**Records**.
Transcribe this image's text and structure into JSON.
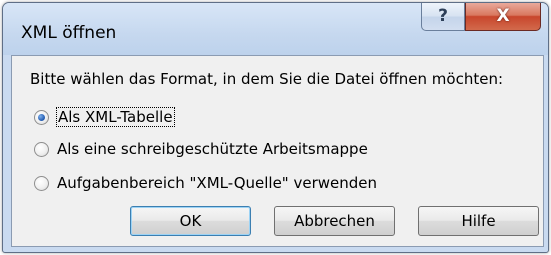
{
  "window": {
    "title": "XML öffnen",
    "help_glyph": "?",
    "close_glyph": "X"
  },
  "dialog": {
    "prompt": "Bitte wählen das Format, in dem Sie die Datei öffnen möchten:",
    "options": [
      {
        "label": "Als XML-Tabelle",
        "checked": true
      },
      {
        "label": "Als eine schreibgeschützte Arbeitsmappe",
        "checked": false
      },
      {
        "label": "Aufgabenbereich \"XML-Quelle\" verwenden",
        "checked": false
      }
    ]
  },
  "buttons": {
    "ok": "OK",
    "cancel": "Abbrechen",
    "help": "Hilfe"
  },
  "colors": {
    "title_bar": "#c9daf0",
    "close_button": "#c8462c",
    "client_background": "#f0f0f0",
    "default_button_border": "#3c7fb1"
  },
  "icons": [
    "help-icon",
    "close-icon",
    "radio-checked",
    "radio-unchecked"
  ]
}
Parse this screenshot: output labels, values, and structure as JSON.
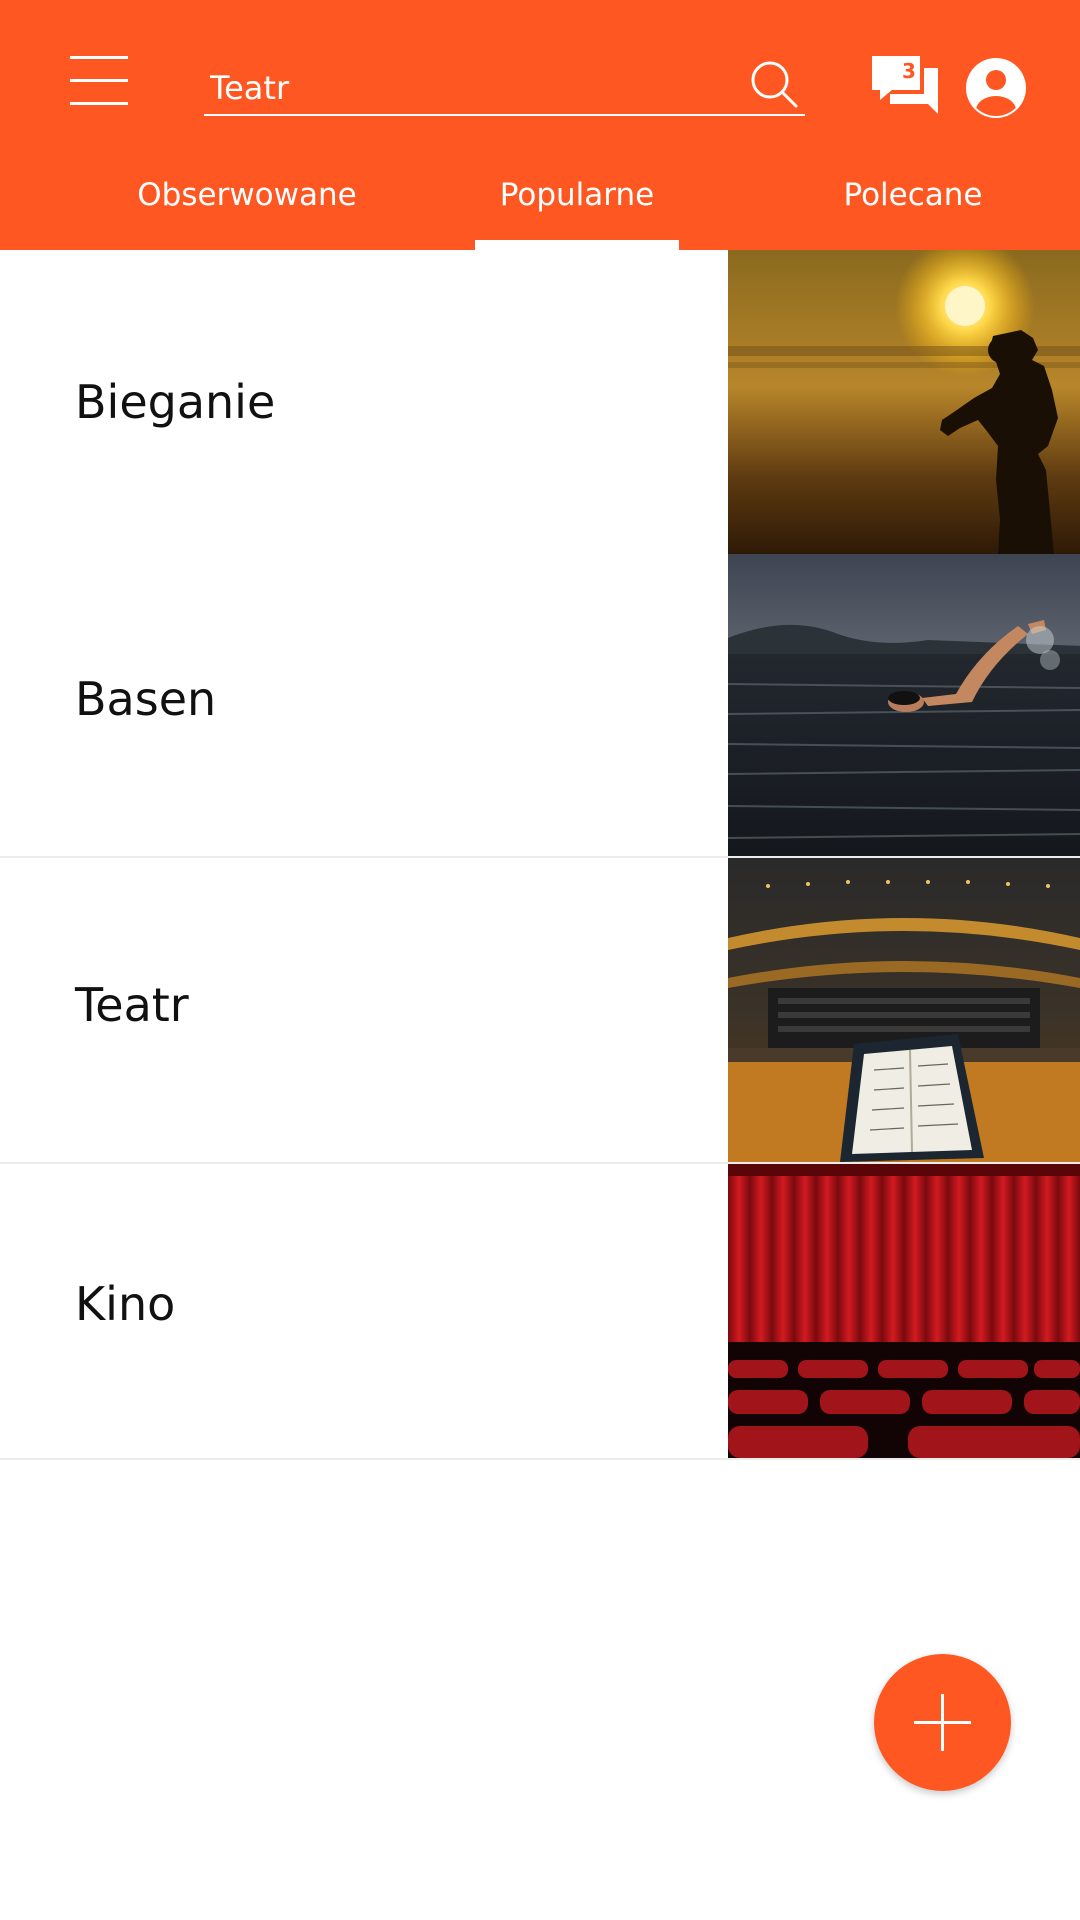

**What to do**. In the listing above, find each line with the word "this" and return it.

**Solution**.
Transcribe this image's text and structure into JSON.
Parse this screenshot: output labels, values, and structure as JSON.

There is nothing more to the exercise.